I'd say don't worry about ordering (until later). Take one triangle at a time, and look at its three edges in whatever sequence is given.
- If one edge crosses a given whole-number Z value, then exactly one other edge in that triangle will cross that same value, so you'll get exactly one iso-contour line segment per whole-number Z per triangle, and its position and angle in the overall XY coordinate space can be worked out.
- While a single vertex (XY point) can be shared among a variable number of triangles (2 to ...8? 9?), a given vertex pair (i.e. an edge) will appear in at most two triangles. (Edges appearing in only one triangle define the outer boundary of the XY plane being charted.)
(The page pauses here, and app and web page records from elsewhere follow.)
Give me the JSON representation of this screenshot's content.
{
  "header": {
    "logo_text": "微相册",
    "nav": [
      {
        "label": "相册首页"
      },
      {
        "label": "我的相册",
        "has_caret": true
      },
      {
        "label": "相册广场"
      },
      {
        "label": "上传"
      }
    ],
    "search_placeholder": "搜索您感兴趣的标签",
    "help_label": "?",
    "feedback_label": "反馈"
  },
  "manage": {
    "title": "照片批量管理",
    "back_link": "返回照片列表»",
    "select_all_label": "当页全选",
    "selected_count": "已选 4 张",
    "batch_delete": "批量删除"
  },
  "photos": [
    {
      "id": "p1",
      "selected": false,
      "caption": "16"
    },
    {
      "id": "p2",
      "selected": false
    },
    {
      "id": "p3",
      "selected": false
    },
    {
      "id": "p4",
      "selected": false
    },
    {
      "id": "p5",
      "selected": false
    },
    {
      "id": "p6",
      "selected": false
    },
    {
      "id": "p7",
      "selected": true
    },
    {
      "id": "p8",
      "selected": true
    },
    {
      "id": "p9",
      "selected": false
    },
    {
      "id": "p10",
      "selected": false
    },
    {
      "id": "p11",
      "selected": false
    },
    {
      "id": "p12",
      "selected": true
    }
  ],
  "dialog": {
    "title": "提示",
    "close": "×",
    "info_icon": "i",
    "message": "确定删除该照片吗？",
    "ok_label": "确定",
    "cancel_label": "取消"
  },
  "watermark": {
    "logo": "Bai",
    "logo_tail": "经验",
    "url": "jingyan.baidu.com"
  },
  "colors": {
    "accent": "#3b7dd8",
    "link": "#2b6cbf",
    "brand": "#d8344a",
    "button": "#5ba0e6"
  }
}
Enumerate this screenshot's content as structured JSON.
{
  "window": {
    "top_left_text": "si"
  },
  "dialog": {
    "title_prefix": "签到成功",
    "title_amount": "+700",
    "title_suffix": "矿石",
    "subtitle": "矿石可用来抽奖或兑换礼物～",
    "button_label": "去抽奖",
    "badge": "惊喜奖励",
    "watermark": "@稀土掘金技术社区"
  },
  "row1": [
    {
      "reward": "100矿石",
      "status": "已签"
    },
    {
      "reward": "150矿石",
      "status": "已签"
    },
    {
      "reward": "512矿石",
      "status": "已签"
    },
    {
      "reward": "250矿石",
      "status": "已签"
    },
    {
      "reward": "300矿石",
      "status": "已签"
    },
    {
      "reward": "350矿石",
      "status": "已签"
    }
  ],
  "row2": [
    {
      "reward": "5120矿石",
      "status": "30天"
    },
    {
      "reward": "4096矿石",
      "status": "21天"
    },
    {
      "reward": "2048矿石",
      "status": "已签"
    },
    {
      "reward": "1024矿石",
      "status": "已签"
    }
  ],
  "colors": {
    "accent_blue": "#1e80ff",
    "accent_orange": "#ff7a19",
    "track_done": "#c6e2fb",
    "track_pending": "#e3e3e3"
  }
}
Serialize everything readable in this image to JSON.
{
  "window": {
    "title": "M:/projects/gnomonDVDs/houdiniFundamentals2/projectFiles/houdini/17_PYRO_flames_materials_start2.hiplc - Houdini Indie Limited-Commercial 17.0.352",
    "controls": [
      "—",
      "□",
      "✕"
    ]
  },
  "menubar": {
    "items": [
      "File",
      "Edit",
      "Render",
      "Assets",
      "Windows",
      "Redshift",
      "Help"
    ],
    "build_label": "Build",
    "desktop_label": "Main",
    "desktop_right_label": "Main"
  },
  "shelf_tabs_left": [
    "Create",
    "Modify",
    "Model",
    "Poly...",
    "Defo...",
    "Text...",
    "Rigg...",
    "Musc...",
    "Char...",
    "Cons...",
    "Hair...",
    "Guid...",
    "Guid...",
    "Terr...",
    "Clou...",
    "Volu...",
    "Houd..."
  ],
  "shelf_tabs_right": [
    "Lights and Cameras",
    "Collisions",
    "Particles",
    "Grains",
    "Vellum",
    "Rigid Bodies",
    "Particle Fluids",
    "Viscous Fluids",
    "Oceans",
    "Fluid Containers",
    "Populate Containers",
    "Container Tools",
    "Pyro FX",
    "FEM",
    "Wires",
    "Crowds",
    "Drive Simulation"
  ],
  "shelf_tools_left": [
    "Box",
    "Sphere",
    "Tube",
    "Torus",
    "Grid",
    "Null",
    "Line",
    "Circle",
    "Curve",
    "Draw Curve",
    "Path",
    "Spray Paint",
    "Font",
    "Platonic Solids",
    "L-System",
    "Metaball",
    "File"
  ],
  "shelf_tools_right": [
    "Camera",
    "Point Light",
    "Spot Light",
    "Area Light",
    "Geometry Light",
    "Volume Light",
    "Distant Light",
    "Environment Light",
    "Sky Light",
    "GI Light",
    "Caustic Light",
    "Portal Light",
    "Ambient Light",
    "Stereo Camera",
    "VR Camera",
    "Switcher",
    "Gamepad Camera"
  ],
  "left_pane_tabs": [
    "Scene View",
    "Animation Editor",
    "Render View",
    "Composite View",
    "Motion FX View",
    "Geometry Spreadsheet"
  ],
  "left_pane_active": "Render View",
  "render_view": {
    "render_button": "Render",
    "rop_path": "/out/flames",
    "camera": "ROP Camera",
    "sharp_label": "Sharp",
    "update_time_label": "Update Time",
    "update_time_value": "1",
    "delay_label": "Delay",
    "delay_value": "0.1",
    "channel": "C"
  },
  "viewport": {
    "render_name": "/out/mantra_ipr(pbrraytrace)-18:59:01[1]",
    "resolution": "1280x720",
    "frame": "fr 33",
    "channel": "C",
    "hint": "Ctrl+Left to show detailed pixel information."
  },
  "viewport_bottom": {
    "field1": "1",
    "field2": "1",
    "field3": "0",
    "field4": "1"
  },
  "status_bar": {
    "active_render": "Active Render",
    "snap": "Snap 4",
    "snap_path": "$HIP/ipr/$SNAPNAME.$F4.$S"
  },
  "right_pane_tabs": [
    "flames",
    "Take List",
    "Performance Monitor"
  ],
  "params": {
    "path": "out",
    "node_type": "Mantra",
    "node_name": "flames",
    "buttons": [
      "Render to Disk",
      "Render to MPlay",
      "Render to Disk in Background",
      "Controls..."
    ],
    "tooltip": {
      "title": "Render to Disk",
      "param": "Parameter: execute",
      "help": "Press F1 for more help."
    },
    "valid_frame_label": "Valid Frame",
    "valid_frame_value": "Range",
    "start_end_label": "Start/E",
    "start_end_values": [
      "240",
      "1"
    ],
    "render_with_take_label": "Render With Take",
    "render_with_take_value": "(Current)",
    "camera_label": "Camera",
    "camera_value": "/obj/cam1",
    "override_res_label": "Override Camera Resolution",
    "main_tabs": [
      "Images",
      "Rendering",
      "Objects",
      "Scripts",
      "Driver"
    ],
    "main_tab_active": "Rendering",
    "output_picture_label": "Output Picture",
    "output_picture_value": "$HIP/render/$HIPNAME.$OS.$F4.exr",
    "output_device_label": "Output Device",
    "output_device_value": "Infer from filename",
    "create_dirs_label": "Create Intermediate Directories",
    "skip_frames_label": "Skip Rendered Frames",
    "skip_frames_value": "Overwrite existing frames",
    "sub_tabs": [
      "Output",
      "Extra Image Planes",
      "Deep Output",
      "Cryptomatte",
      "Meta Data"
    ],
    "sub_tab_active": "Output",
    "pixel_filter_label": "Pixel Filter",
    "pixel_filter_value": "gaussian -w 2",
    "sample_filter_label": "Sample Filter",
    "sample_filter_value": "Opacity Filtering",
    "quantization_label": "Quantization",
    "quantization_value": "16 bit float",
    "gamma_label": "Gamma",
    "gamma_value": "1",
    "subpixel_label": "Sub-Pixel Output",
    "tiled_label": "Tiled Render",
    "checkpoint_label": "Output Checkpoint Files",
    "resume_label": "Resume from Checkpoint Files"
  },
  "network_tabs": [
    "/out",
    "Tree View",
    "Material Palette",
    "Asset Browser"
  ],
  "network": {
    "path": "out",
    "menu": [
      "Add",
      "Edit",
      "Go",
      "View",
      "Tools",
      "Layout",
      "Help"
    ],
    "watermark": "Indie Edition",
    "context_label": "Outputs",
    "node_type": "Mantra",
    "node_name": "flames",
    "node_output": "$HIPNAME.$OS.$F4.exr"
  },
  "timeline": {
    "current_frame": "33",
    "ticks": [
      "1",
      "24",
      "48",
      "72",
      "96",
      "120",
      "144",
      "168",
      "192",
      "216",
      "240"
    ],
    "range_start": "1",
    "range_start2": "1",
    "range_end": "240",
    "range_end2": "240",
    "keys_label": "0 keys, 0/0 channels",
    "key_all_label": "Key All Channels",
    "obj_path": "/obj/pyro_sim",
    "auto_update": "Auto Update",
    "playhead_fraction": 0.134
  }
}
- Putting those two things together, as you march through each triangle, watch for the case where you come to an edge you've seen before (of course, its end points will be presented in opposite order, relative to the first time you saw this edge). If you've already seen it, you already know if it crosses any whole-number Z value(s), and you have the coordinates of the end points for that iso-contour line in the adjacent (previously done) triangle.
- When you find the other edge(s) of the current triangle crossing the same whole-number Z value(s) -- these also may be edges you've seen before -- you have what you need to maintain a linked list of the nodes for the given iso-contour line, in addition to knowing the position and angle of each line segment.
For 2.4 million vertices (how many triangles?), it's a lot to keep track of, but it seems like just a matter of looping over triangles, and for each of those, looping over edges, keeping track of the edges you've done, and keeping a properly indexed list of iso-contour line segments as they come up, so that you know when you encounter each interior edge the second time, and can traverse the connections of linked contour lines.
Regarding that first point above, the logical possibilities are:
- None of the three edges contain a whole-number Z value
- One or more of the vertices is itself a whole-number Z value
- An edge contains just one whole-number Z value, so that value appears on one other edge (or may be the at the opposite vertex)
- An edge contains two or more whole-number Z values; either all those values will also appear on one other edge, or else they'll be divvied up among the other two edges (or one of them may be at the opposite vertex)
I hope you have a generous schedule (and are getting paid enough) for doing this. Sounds like a lot of work.
(updated wording in a couple bullet points)